__Problem requirements__.
Output the records that follow, with every character intact.

__Input data__.
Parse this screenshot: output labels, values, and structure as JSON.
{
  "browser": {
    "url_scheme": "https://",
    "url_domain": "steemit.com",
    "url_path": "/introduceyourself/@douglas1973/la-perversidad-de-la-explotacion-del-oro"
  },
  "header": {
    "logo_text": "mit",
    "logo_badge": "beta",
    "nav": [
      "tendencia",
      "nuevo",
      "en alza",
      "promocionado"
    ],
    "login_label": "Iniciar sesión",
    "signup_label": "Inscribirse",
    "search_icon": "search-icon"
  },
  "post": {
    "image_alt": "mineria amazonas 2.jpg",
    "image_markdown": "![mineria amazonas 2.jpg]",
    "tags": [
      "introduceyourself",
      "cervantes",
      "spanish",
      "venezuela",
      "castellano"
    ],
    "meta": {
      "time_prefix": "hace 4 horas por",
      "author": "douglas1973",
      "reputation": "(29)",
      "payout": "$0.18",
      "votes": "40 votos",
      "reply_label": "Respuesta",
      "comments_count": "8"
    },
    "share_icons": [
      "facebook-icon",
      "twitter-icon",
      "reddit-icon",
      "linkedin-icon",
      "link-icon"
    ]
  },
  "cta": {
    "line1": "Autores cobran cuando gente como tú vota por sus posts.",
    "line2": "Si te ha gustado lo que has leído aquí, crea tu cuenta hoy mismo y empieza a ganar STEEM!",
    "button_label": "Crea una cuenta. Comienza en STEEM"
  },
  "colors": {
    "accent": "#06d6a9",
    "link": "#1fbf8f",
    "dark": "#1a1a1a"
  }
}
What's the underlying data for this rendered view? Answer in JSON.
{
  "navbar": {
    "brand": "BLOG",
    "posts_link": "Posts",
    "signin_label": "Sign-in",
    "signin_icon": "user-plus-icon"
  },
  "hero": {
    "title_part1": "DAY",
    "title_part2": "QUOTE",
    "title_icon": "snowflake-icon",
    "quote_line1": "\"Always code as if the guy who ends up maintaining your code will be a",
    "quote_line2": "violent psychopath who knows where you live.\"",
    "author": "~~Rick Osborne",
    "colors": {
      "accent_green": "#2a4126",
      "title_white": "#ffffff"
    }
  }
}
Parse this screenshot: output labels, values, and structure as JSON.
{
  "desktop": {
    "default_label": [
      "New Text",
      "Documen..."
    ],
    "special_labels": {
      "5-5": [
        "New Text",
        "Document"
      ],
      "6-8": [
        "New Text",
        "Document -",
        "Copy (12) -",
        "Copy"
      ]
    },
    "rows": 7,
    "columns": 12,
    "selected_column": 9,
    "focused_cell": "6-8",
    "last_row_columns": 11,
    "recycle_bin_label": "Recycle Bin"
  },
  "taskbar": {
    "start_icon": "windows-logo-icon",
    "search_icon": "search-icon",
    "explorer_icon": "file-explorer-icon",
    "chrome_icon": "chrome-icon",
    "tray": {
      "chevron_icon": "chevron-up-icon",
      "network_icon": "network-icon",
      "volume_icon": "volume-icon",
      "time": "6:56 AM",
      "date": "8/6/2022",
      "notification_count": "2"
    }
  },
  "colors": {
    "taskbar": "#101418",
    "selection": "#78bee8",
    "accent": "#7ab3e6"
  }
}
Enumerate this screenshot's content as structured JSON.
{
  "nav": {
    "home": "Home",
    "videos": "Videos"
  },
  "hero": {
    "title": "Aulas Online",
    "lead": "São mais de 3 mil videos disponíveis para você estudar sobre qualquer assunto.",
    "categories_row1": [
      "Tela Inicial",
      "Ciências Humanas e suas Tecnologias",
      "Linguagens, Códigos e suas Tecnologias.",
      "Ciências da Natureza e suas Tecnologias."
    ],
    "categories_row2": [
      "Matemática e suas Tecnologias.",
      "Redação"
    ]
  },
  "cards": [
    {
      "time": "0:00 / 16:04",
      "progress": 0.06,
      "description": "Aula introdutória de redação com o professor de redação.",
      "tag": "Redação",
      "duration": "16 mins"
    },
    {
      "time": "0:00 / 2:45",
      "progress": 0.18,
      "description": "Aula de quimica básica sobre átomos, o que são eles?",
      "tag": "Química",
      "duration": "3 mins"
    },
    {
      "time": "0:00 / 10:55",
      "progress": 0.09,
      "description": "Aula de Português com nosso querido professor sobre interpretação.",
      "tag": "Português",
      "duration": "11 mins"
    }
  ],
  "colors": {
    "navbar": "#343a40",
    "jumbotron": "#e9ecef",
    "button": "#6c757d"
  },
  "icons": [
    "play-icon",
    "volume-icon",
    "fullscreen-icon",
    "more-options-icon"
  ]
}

__Written response__.
Parse this screenshot: output labels, values, and structure as JSON.
{
  "browser": {
    "url_scheme": "https://",
    "url_domain": "steemit.com",
    "url_path": "/introduceyourself/@douglas1973/la-perversidad-de-la-explotacion-del-oro"
  },
  "header": {
    "logo_text": "mit",
    "logo_badge": "beta",
    "nav": [
      "tendencia",
      "nuevo",
      "en alza",
      "promocionado"
    ],
    "login_label": "Iniciar sesión",
    "signup_label": "Inscribirse",
    "search_icon": "search-icon"
  },
  "post": {
    "image_alt": "mineria amazonas 2.jpg",
    "image_markdown": "![mineria amazonas 2.jpg]",
    "tags": [
      "introduceyourself",
      "cervantes",
      "spanish",
      "venezuela",
      "castellano"
    ],
    "meta": {
      "time_prefix": "hace 4 horas por",
      "author": "douglas1973",
      "reputation": "(29)",
      "payout": "$0.18",
      "votes": "40 votos",
      "reply_label": "Respuesta",
      "comments_count": "8"
    },
    "share_icons": [
      "facebook-icon",
      "twitter-icon",
      "reddit-icon",
      "linkedin-icon",
      "link-icon"
    ]
  },
  "cta": {
    "line1": "Autores cobran cuando gente como tú vota por sus posts.",
    "line2": "Si te ha gustado lo que has leído aquí, crea tu cuenta hoy mismo y empieza a ganar STEEM!",
    "button_label": "Crea una cuenta. Comienza en STEEM"
  },
  "colors": {
    "accent": "#06d6a9",
    "link": "#1fbf8f",
    "dark": "#1a1a1a"
  }
}
What's the underlying data for this rendered view? Answer in JSON.
{
  "navbar": {
    "brand": "BLOG",
    "posts_link": "Posts",
    "signin_label": "Sign-in",
    "signin_icon": "user-plus-icon"
  },
  "hero": {
    "title_part1": "DAY",
    "title_part2": "QUOTE",
    "title_icon": "snowflake-icon",
    "quote_line1": "\"Always code as if the guy who ends up maintaining your code will be a",
    "quote_line2": "violent psychopath who knows where you live.\"",
    "author": "~~Rick Osborne",
    "colors": {
      "accent_green": "#2a4126",
      "title_white": "#ffffff"
    }
  }
}
Parse this screenshot: output labels, values, and structure as JSON.
{
  "desktop": {
    "default_label": [
      "New Text",
      "Documen..."
    ],
    "special_labels": {
      "5-5": [
        "New Text",
        "Document"
      ],
      "6-8": [
        "New Text",
        "Document -",
        "Copy (12) -",
        "Copy"
      ]
    },
    "rows": 7,
    "columns": 12,
    "selected_column": 9,
    "focused_cell": "6-8",
    "last_row_columns": 11,
    "recycle_bin_label": "Recycle Bin"
  },
  "taskbar": {
    "start_icon": "windows-logo-icon",
    "search_icon": "search-icon",
    "explorer_icon": "file-explorer-icon",
    "chrome_icon": "chrome-icon",
    "tray": {
      "chevron_icon": "chevron-up-icon",
      "network_icon": "network-icon",
      "volume_icon": "volume-icon",
      "time": "6:56 AM",
      "date": "8/6/2022",
      "notification_count": "2"
    }
  },
  "colors": {
    "taskbar": "#101418",
    "selection": "#78bee8",
    "accent": "#7ab3e6"
  }
}
Enumerate this screenshot's content as structured JSON.
{
  "nav": {
    "home": "Home",
    "videos": "Videos"
  },
  "hero": {
    "title": "Aulas Online",
    "lead": "São mais de 3 mil videos disponíveis para você estudar sobre qualquer assunto.",
    "categories_row1": [
      "Tela Inicial",
      "Ciências Humanas e suas Tecnologias",
      "Linguagens, Códigos e suas Tecnologias.",
      "Ciências da Natureza e suas Tecnologias."
    ],
    "categories_row2": [
      "Matemática e suas Tecnologias.",
      "Redação"
    ]
  },
  "cards": [
    {
      "time": "0:00 / 16:04",
      "progress": 0.06,
      "description": "Aula introdutória de redação com o professor de redação.",
      "tag": "Redação",
      "duration": "16 mins"
    },
    {
      "time": "0:00 / 2:45",
      "progress": 0.18,
      "description": "Aula de quimica básica sobre átomos, o que são eles?",
      "tag": "Química",
      "duration": "3 mins"
    },
    {
      "time": "0:00 / 10:55",
      "progress": 0.09,
      "description": "Aula de Português com nosso querido professor sobre interpretação.",
      "tag": "Português",
      "duration": "11 mins"
    }
  ],
  "colors": {
    "navbar": "#343a40",
    "jumbotron": "#e9ecef",
    "button": "#6c757d"
  },
  "icons": [
    "play-icon",
    "volume-icon",
    "fullscreen-icon",
    "more-options-icon"
  ]
}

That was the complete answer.